Carl Amery, a Remembrance

The Unforgettable Poet
of the Forgotten

Carl Amery

Carl Amery image © Claus Biegert

When I shut my eyes, I can still hear him recite a lyric sentence he once penned: Der Mensch ist erst dann die Krone der Schöpfung, wenn er erkennt, dass er sie nicht ist. ("A human being first becomes creation's crowning achievement upon grasping that he or she is no such thing.") A sentence one must balance evenly on one's tongue before the poetic coating melts away to leave behind the rich residue of its significance. A sentence that will never want for truth. A sentence typical of Carl Amery.

Those lucky enough to move in Amery's circle often heard such thoughts expressed in that gravely voice so unique, so his own. A voice that raged against the night right up until his final day, a voice rich with Bavarian color – warm, vibrant, stubborn, yearning, earnest, strong, and always on the side of all the world forgets.

Among the ranks of the forgotten he included the creation account in Genesis, which he, the critical, Green-thinking, Catholic poet, tapped again and again to fuel new, masterly written broadsides against the decadent excesses of capitalism and the fetish of consumption.
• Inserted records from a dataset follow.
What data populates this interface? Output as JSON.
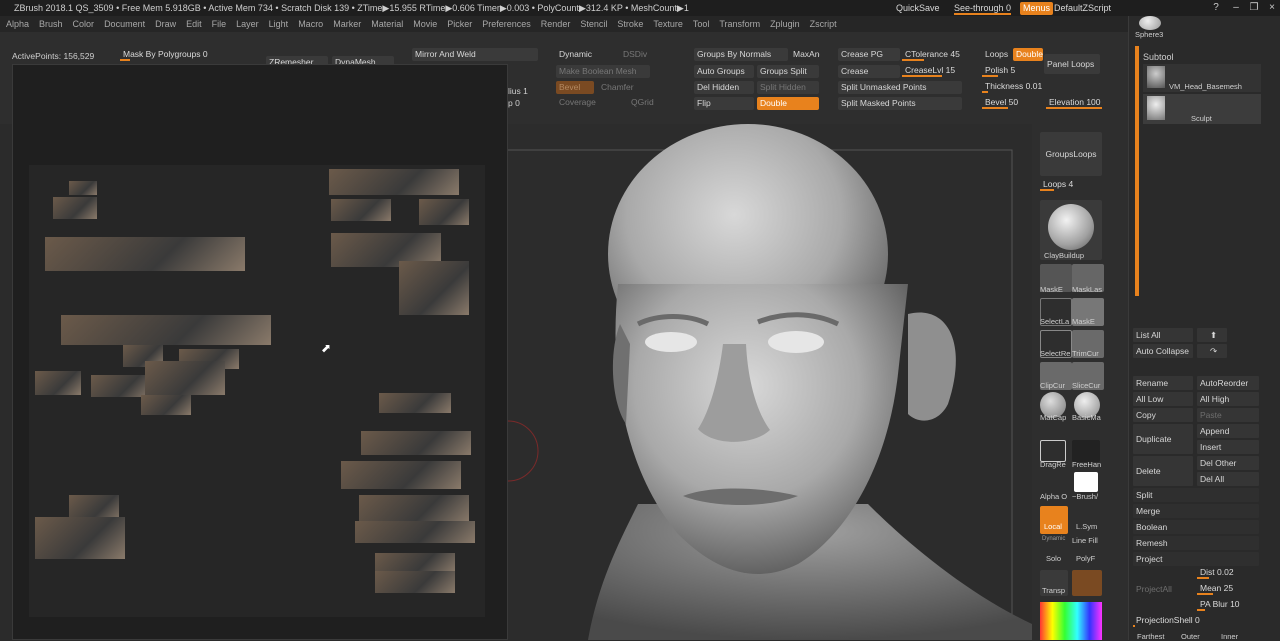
{
  "titlebar": {
    "title": "ZBrush 2018.1   QS_3509   • Free Mem 5.918GB • Active Mem 734 • Scratch Disk 139 • ZTime▶15.955 RTime▶0.606 Timer▶0.003 • PolyCount▶312.4 KP • MeshCount▶1",
    "quicksave": "QuickSave",
    "seethrough": "See-through  0",
    "menus": "Menus",
    "script": "DefaultZScript"
  },
  "menubar": [
    "Alpha",
    "Brush",
    "Color",
    "Document",
    "Draw",
    "Edit",
    "File",
    "Layer",
    "Light",
    "Macro",
    "Marker",
    "Material",
    "Movie",
    "Picker",
    "Preferences",
    "Render",
    "Stencil",
    "Stroke",
    "Texture",
    "Tool",
    "Transform",
    "Zplugin",
    "Zscript"
  ],
  "shelf": {
    "active_points": "ActivePoints: 156,529",
    "mask_by_polygroups": "Mask By Polygroups 0",
    "zremesher": "ZRemesher",
    "dynamesh": "DynaMesh",
    "mirror_and_weld": "Mirror And Weld",
    "dynamic": "Dynamic",
    "dsdiv": "DSDiv",
    "make_boolean_mesh": "Make Boolean Mesh",
    "bevel": "Bevel",
    "chamfer": "Chamfer",
    "coverage": "Coverage",
    "qgrid": "QGrid",
    "radius": "lius 1",
    "loop": "p 0",
    "groups_by_normals": "Groups By Normals",
    "maxang": "MaxAng",
    "auto_groups": "Auto Groups",
    "groups_split": "Groups Split",
    "del_hidden": "Del Hidden",
    "split_hidden": "Split Hidden",
    "flip": "Flip",
    "double": "Double",
    "crease_pg": "Crease PG",
    "ctolerance": "CTolerance 45",
    "crease": "Crease",
    "creaselvl": "CreaseLvl 15",
    "split_unmasked": "Split Unmasked Points",
    "split_masked": "Split Masked Points",
    "loops": "Loops",
    "double2": "Double",
    "panel_loops": "Panel Loops",
    "polish": "Polish 5",
    "thickness": "Thickness 0.01",
    "bevel_val": "Bevel 50",
    "elevation": "Elevation 100"
  },
  "right_shelf": {
    "groups_loops": "GroupsLoops",
    "loops4": "Loops 4",
    "clay_buildup": "ClayBuildup",
    "maske": "MaskE",
    "masklas": "MaskLas",
    "selectla": "SelectLa",
    "selectre": "SelectRe",
    "selectrect": "SelectRe",
    "trimcur": "TrimCur",
    "clipcur": "ClipCur",
    "slicecur": "SliceCur",
    "matcap": "MatCap",
    "basicma": "BasicMa",
    "dragrect": "DragRe",
    "freehand": "FreeHan",
    "alpha_off": "Alpha O",
    "brush_alpha": "~Brush/",
    "local": "Local",
    "lsym": "L.Sym",
    "dynamic": "Dynamic",
    "solo": "Solo",
    "line_fill": "Line Fill",
    "polyf": "PolyF",
    "transp": "Transp"
  },
  "tray": {
    "sphere": "Sphere3",
    "subtool_title": "Subtool",
    "subtools": [
      {
        "name": "VM_Head_Basemesh"
      },
      {
        "name": "Sculpt"
      }
    ],
    "list_all": "List All",
    "auto_collapse": "Auto Collapse",
    "rename": "Rename",
    "autoreorder": "AutoReorder",
    "all_low": "All Low",
    "all_high": "All High",
    "copy": "Copy",
    "paste": "Paste",
    "duplicate": "Duplicate",
    "append": "Append",
    "insert": "Insert",
    "delete": "Delete",
    "del_other": "Del Other",
    "del_all": "Del All",
    "split": "Split",
    "merge": "Merge",
    "boolean": "Boolean",
    "remesh": "Remesh",
    "project": "Project",
    "project_all": "ProjectAll",
    "dist": "Dist 0.02",
    "mean": "Mean 25",
    "pa_blur": "PA Blur 10",
    "projection_shell": "ProjectionShell 0",
    "farthest": "Farthest",
    "outer": "Outer",
    "inner": "Inner"
  },
  "colors": {
    "accent": "#e8821d",
    "panel": "#2e2e2e",
    "titlebar": "#1e1e1e"
  }
}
Carl Amery was born Christian Anton Mayer on 9 April 1922 in Munich. As a member of the Katholischen Jugend, he spent the major part of his youth in Passau and Freising, municipalities that would frequently reappear in his work, most notably in Der Untergang der Stadt Passau ("The Collapse of the City of Passau"), and Das Geheimnis der Krypta ("The Secret of the Crypt"). He studied modern philology and comparative literature at Ludwig-Maximilians-Universität in Munich, before the events of World War II caught up with him, eventually spewing him out as a POW in the US. He was twenty-one. Following his release, he remained in the States and studied at the Catholic University of America. There he met the woman who would later become his wife, Mary Jane. The pair left for Munich in 1946. After completing his studies, Carl provided for his young family by becoming the director of the Munich Municipal Library System. Over the next few years he began to make a name for himself in the literature scene by writing numerous radio theater pieces, as well as the occasional novel. His breakthrough came in 1954, when, as a member of the legendary Gruppe 47, he published, Der Wettbewerb ("The Contest").
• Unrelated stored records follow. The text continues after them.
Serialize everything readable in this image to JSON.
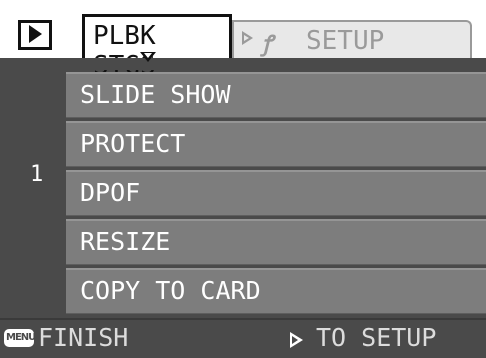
{
  "header": {
    "mode_icon": "playback-icon",
    "active_tab": "PLBK STGS",
    "inactive_tab": "SETUP",
    "inactive_tab_icon": "wrench-icon"
  },
  "page_number": "1",
  "menu": {
    "items": [
      {
        "label": "SLIDE SHOW"
      },
      {
        "label": "PROTECT"
      },
      {
        "label": "DPOF"
      },
      {
        "label": "RESIZE"
      },
      {
        "label": "COPY TO CARD"
      }
    ]
  },
  "footer": {
    "menu_key_icon": "MENU",
    "finish_label": "FINISH",
    "to_setup_label": "TO SETUP"
  }
}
Bavaria, Christianity, the destruction of the environment, and the possibility of living an alternative, sustainable lifestyle, one in keeping with the native demands of a healthy earth, were the reoccurring themes of Amery's prodigious achievement. In the autumn of 1976, when Natur als Politik arrived in bookstores, the conservative press fumed. The German newspaper Die Welt called it: "A waste of paper."

"Ecoropa" was born during the summer of 1976, when, together with friends in the south of France, Amery began toying with the idea of founding a pan-European club of environmental activists – a sort of travelling liberal thinktank that would act to counter the creeping spiritual malaise and environmental ignorance trashing the continent. Already by that December their vision became a reality – one with headquarters in Geneva. In 1980, after much legal headache, Amery founded the German section of Ecoropa by convening to order the E.F. Schumachergesellschaft für politische Ekologie ("E. F. Schumacher Society for Political Ecology").

The written word alone was never enough to satisfy this "Catholic leftist": he was the president of the E. F. Schumacher Society for Political Ecology (1980-1995), director of the German Writers Association (1976/1977), president of the German PEN Organization (1988-1991), advisor to the Society for Threatened Peoples from its inception to his death, and co-founder of the German Green Party (1980). In the fight against the military and "peaceful" uses of the atom, the battle to keep the uranium in the earth, he was always a dependable, generous partner. When in 1998 we announced the founding of the Nuclear-Free Future Award, Carl was our keynote speaker.

Carl published the essay "Global Exit" two years ago when he turned eighty. In it he compared life today with life as lived in dissolute Imperium Romanum prior to the reign of Constantine. Today, though, we are not ruled by King Caesar, but rather by King Consumption. The central mission of Christianity in the new millennium, he wrote, is to banish the plague of the wasteful free-market, and to preserve the world for the coming generations. He saw in the liberation theology of Latin America one possible escape route from our present-day standing as slaves to consumerism.

Over the last few years we often heard Carl Amery on the radio, that energetic voice of his singing out against the ills of globalization. During the autumn of 2004 he wrote an open letter to the fresh German president Horst Köhler – a letter that received prompt reply: Köhler visited him in his Munich-Au apartment. It was through letters that Amery eventually bid us all farewell: his last book, a collaborative effort, bears the title, Briefe an den Reichtum ("Letters to the Super Rich").

Carl Amery will be deeply missed for his creative anger, his deep, honest moral convictions, his courageous flights of poetic invention, and for his penetrating insights into our societal and spiritual ills.

Let's pray that missing someone so dearly can also make the heart grow wiser.

English translation: Craig Eldon Reishus